This guy. What a great animal he is. He was pretty old when we moved on the place, but there were only two full-grown bulls available, they were the same age, and so we just picked one and went with it. He was over ten when he became our herd bull, which is older than most farms retire their bulls, so, as might be expected, his track record with the ladies hasn't been great. Out of five years, one year we had three calves (out of five cows) but most years we've only gotten one or two.
He is now approaching sixteen, and he looks it. He reminds me of a senior horse who just can't keep the weight on anymore. I've done what I can to be sure to address any factors within my control, but it's clear he's on the downhill slide. He is certainly a mere shadow of his former self.
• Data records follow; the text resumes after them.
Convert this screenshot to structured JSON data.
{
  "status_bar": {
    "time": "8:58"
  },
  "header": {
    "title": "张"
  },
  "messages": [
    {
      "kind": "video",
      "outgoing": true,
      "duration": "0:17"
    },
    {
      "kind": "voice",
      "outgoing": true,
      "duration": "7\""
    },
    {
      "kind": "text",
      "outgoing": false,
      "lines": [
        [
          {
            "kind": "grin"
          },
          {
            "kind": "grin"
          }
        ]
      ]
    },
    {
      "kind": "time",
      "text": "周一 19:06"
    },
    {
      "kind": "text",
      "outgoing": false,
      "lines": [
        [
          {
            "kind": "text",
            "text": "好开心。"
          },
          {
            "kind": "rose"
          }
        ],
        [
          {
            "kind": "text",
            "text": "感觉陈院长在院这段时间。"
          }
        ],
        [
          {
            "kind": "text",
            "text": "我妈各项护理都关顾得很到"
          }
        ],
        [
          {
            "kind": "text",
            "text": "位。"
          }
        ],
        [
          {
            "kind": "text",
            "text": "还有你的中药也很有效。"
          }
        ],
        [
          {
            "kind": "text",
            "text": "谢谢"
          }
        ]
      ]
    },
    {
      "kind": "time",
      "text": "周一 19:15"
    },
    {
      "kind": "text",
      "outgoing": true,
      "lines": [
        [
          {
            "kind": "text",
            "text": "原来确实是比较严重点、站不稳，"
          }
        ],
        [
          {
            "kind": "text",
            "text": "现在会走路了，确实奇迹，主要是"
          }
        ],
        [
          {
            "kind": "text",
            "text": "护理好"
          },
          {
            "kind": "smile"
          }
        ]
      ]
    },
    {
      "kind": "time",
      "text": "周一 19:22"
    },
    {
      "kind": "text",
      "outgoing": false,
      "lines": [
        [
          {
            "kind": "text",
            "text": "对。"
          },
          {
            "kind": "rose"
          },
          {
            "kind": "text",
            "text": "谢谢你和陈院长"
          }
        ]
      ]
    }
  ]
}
I've been prepping my boy for the potential loss of Big Guy since the beginning of winter. Winter is hard and Big Guy does not have any reserves left on him. I make sure and give him supplemental feed every day to give him the extra calories he needs but at some point, it will simply not be enough.
So far, our winter has been mercifully mild. Big Guy is hanging in there and seems content, so I have been happy to let him live out his best life in retirement, but I'm not sure how he'll fare in a true cold snap.
Fortunately, he is still "the man" in the herd, so I don't have to worry about him getting run off from the food. I guess having the biggest antlers does that for you. Reach is everything, I suppose. The bull herd now has six critters in it. Big Guy and five of his progenies. We finally have two new young bulls old enough to take his mantle and - hopefully - give us a full calf crop next year.
I suppose this is the circle of life. New and old. Old and new. We come, make our mark, and then take our exit. I have been preparing myself and my son for the inevitable, but since we are expecting our first sub-zero temperatures of the winter this weekend and I don't know how Big Guy will fare, I thought maybe I should prepare you for the possibility as well.
As my mom always tells me, getting old ain't for the faint of heart. Big Guy has gently taught me a lot about elk farming, and I sure hope he gets to have a nice, long retirement.